Six signature traits of inclusive leadership
In a volatile and complex world, predicting the future with precision is a risky business.
Understanding and being adept at inclusive leadership will help leaders thrive in their increasingly diverse environment.
This article is intended to help leaders think about how traditional notions of leadership must change.
It is structured in three parts.
The first part describes the shifts elevating the importance of inclusive leadership – the ‘Why care?’ aspect.
The second part elaborates the six signature traits of an inclusive leader.
The article is concluded by highlighting key strategies that will help organisations to cultivate inclusive capabilities across their leadership population.
A new world
Global mega-trends are creating a business context that is far less homogenous and much more diverse than has historically been the case.
These interrelated shifts are influencing business priorities and reshaping the capabilities required of leaders to succeed in the future.
Below are the trends elevating the importance of inclusive leadership.
1. Diversity of markets
Markets are characterised by significant cultural, political and economic differences.
As income levels rise, so does consumer demand.
Organisations need to understand their market environment and strategize on the best approach to operate in the various markets.
2. Diversity of customers
To remain competitive in this environment, organisations have realised, customer centricity is paramount.
Customer promises are being written into vision statements.
As operating models are being redesigned to ensure that customers are at the heart of the business, the role of the ‘chief customer officer’ has also been created and elevated to the executive team.
3. Diversity of ideas
In the race for new ideas, diversity of thinking is gaining prominence as a strategy to protect against ‘groupthink’ and generate breakthrough insights.
However, while many agree intellectually that collective intelligence enhances group performance, few understand how to consistently achieve it with any degree of specificity.
Diversity of markets, customers, ideas, and talent is driving the need for inclusion as a new leadership capability.
Here are six traits of leaders who display the ability to not only embrace individual differences, but to potentially leverage them for competitive advantage.
Trait 1: Commitment
Highly inclusive leaders are committed to diversity and inclusion because these objectives align with their personal values and because they believe in the business case.
Being inclusive of diversity is a big challenge.
It takes time and energy; two of a leader’s most precious commodities.
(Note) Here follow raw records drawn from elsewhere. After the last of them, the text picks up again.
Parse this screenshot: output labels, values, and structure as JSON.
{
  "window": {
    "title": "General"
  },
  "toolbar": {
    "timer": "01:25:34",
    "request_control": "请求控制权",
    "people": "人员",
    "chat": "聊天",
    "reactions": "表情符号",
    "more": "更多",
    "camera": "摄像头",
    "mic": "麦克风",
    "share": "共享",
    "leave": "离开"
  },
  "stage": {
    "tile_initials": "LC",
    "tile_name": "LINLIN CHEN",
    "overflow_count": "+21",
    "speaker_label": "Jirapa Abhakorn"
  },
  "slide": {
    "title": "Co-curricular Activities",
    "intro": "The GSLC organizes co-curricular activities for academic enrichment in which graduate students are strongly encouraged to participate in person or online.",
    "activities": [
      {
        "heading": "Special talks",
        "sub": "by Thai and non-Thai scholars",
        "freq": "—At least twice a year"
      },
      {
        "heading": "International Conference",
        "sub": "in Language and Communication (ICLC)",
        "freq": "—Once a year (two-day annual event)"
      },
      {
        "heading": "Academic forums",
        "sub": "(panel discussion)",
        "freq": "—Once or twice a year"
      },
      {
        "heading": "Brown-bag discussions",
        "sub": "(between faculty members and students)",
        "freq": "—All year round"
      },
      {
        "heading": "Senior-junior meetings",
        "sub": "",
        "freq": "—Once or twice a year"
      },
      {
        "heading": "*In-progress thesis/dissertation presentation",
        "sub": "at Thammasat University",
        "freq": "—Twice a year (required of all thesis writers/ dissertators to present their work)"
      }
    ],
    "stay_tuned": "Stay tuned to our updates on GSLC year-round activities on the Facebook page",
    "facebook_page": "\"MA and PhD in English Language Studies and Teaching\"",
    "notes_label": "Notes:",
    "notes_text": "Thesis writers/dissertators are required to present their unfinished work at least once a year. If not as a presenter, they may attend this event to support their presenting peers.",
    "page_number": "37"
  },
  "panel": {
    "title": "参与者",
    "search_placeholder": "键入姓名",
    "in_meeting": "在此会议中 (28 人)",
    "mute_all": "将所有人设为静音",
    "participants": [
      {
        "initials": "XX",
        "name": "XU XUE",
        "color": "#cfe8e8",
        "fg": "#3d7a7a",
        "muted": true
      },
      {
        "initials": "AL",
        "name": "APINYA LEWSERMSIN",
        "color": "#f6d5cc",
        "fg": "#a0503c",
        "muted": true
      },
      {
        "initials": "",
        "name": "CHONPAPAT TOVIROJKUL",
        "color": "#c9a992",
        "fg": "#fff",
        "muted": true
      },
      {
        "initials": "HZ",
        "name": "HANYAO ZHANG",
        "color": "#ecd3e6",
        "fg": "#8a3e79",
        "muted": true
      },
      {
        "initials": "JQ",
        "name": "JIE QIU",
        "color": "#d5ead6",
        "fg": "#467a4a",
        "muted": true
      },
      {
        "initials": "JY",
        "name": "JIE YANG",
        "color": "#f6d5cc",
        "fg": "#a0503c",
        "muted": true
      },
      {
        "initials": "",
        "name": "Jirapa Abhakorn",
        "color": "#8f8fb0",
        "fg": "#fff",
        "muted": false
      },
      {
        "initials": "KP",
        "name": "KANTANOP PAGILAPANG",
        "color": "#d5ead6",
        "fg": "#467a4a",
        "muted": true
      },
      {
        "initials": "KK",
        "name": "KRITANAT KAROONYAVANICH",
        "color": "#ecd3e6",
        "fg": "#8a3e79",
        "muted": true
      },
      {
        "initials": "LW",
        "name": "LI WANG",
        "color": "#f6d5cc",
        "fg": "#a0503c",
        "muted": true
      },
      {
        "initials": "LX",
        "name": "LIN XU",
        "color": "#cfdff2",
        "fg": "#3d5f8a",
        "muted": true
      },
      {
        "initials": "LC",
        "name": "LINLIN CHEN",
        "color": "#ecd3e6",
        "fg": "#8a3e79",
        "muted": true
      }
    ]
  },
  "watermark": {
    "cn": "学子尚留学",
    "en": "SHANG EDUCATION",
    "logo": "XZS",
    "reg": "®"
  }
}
The primary motivation for pursuing diversity and inclusion is aligned with leaders’ personal values and a deep-seated sense of fairness.
More than just talking, when leaders prioritise time, energy, and resources to address inclusion, it signals that a verbal commitment is a true priority.
Trait 2: Courage
Highly inclusive leaders speak up and challenge the status quo, and they are humble about their strengths and weaknesses.
For leaders, they need to make a decision as to whether they dig in and entrench as they are, or recognize the world as it will become, and be part of the change. The courage to speak up; to challenge others and the status quo, is a central behavior of an inclusive leader.
Trait 3: Cognizance of bias
Highly inclusive leaders are mindful of personal and organisational blind spots and self-regulate to help ensure “fair play”.
Inclusive leaders are deeply aware that biases can narrow their field of vision and prevent them from making objective decisions.
At the individual level, intrinsic leaders act on self-awareness. They acknowledge that their organizations, despite best intentions, have unconscious bias, and they put in place policies, processes, and structures to mitigate the unconscious bias that exists.
Trait 4: Curiosity
Highly inclusive leaders have an open mindset, a desire to understand how others view and experience the world, and a tolerance for ambiguity.
For inclusive leaders, asking curious questions and actively listening are core skills that are key to deepening their understanding of perspectives from diverse individuals.
Trait 5: Culturally intelligent
Highly inclusive leaders are confident and effective in cross-cultural interactions.
For inclusive leaders, the ability to function effectively in different cultural settings is about more than just having a mental map of different cultural frameworks (for example, Hofstede’s cultural dimensions theory).
While an understanding of cultural similarities and differences is important, inclusive leaders also recognize how their own culture impacts their personal worldview, as well as how cultural stereotypes (including the misuse of cultural model) can influence their expectations of others.
Trait 6: Collaborative
Highly inclusive leaders empower individuals as well as create and leverage the thinking of diverse groups.
At its core, collaboration is about individuals working together, building on each other’s ideas to produce something new or solve something complex.
Inclusive leaders understand that, for collaboration to be successful, individuals must first be willing to share their diverse perspectives.
For inclusive leaders, diversity of thinking is a critical ingredient for effective collaboration.
Far from being guided by opinions and feelings, or leaving success to chance, inclusive leaders adopt a disciplined approach to diversity of thinking, paying close attention to team composition and the decision-making processes employed.
Diversity of markets, customers, ideas, and talent is an inescapable part of today’s business environment.
When leaders have clarity about what it means to be highly inclusive (through the six signature traits and fifteen elements), they are positioned for success.
The writer is the Country Managing Partner, Deloitte Ghana